This lithograph is one of El Lissitzky's most well-known works from his Suprematist period. It uses shape, positioning and color in keeping with the movement's principles, especially the "color" phase of the movement. The use of lettering and the pointillist shading, however, shows the evolution of his personal style. More interestingly, the poster reveals propagandistic intentions in its representation of the struggle between the revolutionary "reds" and the conservative "whites" in Russia. El Lissitzky described his own brand of Suprematism as Prounism, a derivation of 'proekt Unovisa' ('project for Unovis'), Unovis being the group that Malevich formed in Vitebsk in 1919, and which drew Lissitzky into the fold of the Suprematists.
Stedelijk Van Abbe-Museum, Eindhoven, Netherlands - Stedelijk Van Abbe-Museum, Eindhoven, Netherlands
Color Painting (Non-Objective Composition)
Rozanova was one of the first to apply her own personal interpretation to Suprematism. Her interest in fabrics led her to concentrate on textural effects, occasionally straying from the primary palette to use softer, more feminine colors. A fine colorist, Rozanova's ability to employ delicate tonal contrasts was a prelude to the style of Mark Rothko, as shown in the composition of Color Painting.

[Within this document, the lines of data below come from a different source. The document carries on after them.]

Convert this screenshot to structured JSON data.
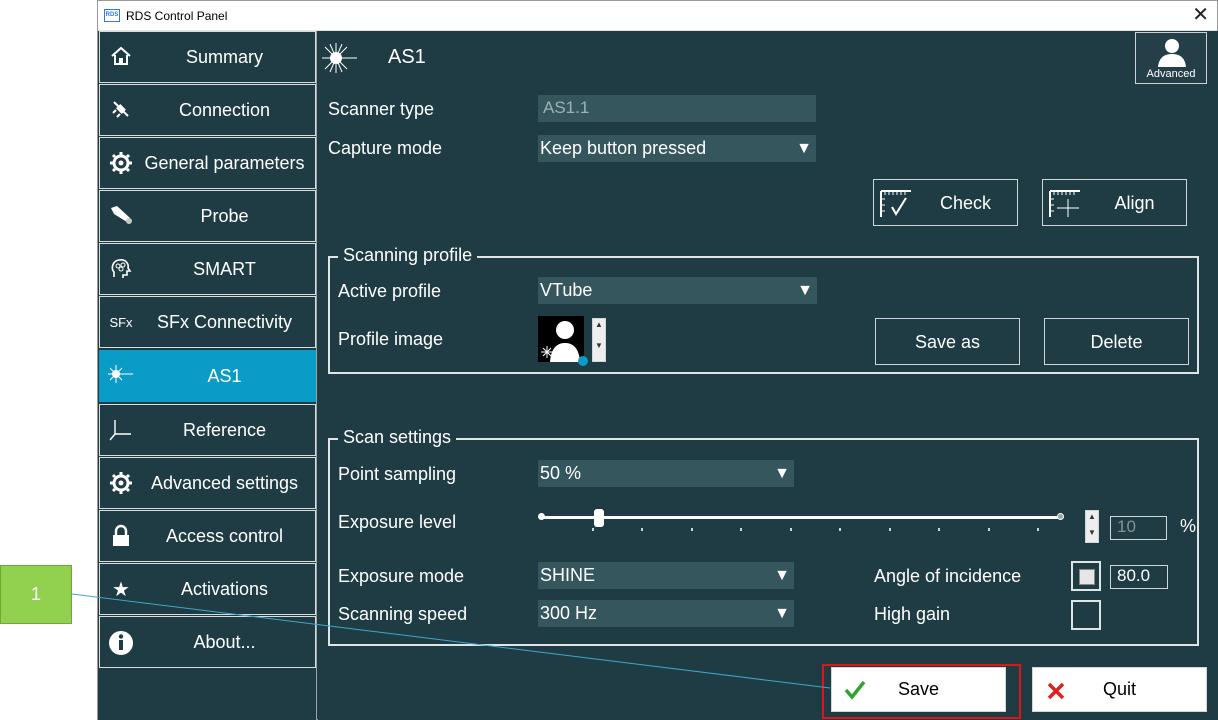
{
  "window": {
    "title": "RDS Control Panel",
    "app_icon_text": "RDS"
  },
  "sidebar": {
    "items": [
      {
        "label": "Summary",
        "icon": "home-icon"
      },
      {
        "label": "Connection",
        "icon": "plug-icon"
      },
      {
        "label": "General parameters",
        "icon": "gear-icon"
      },
      {
        "label": "Probe",
        "icon": "probe-icon"
      },
      {
        "label": "SMART",
        "icon": "brain-icon"
      },
      {
        "label": "SFx Connectivity",
        "icon": "sfx-icon",
        "icon_text": "SFx"
      },
      {
        "label": "AS1",
        "icon": "laser-icon",
        "active": true
      },
      {
        "label": "Reference",
        "icon": "axes-icon"
      },
      {
        "label": "Advanced settings",
        "icon": "gear-icon"
      },
      {
        "label": "Access control",
        "icon": "lock-icon"
      },
      {
        "label": "Activations",
        "icon": "star-icon"
      },
      {
        "label": "About...",
        "icon": "info-icon"
      }
    ],
    "active_color": "#0a9bc7"
  },
  "header": {
    "title": "AS1",
    "advanced_label": "Advanced"
  },
  "scanner": {
    "type_label": "Scanner type",
    "type_value": "AS1.1",
    "capture_label": "Capture mode",
    "capture_value": "Keep button pressed",
    "check_label": "Check",
    "align_label": "Align"
  },
  "scanning_profile": {
    "title": "Scanning profile",
    "active_label": "Active profile",
    "active_value": "VTube",
    "image_label": "Profile image",
    "save_as_label": "Save as",
    "delete_label": "Delete"
  },
  "scan_settings": {
    "title": "Scan settings",
    "point_sampling_label": "Point sampling",
    "point_sampling_value": "50 %",
    "exposure_level_label": "Exposure level",
    "exposure_level_slider_fraction": 0.11,
    "exposure_level_value": "10",
    "exposure_level_unit": "%",
    "exposure_mode_label": "Exposure mode",
    "exposure_mode_value": "SHINE",
    "scanning_speed_label": "Scanning speed",
    "scanning_speed_value": "300 Hz",
    "angle_label": "Angle of incidence",
    "angle_checked": true,
    "angle_value": "80.0",
    "high_gain_label": "High gain",
    "high_gain_checked": false
  },
  "footer": {
    "save_label": "Save",
    "quit_label": "Quit"
  },
  "annotation": {
    "label": "1",
    "color": "#92d050",
    "highlight_color": "#e01616"
  }
}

Oil on canvas - State Russian Museum, St. Petersburg
White Square on White
Malevich repeatedly referred to "the white" as a representation of the transcendent state reached through Suprematism. This painting can be seen as the final, complete stage of his "transformation in the zero of form," since form has almost literally been reduced to nothing. The pure white of the canvas has negated any sense of traditional perspective, leaving the viewer to contemplate its "infinite" space. The picture is thus bled of color, the pure white making it easier to recognize the signs of the artist's work in the rich paint texture of the white square, texture being one of the basic qualities of painting as the Suprematists saw it. Painted some time after the Russian Revolution of 1917, one might read the White Square on White as an expression of Malevich's hopes for the creation of a new world under Communism, a world that might lead to spiritual, as well as material, freedom.
Oil on canvas - The Museum of Modern Art, New York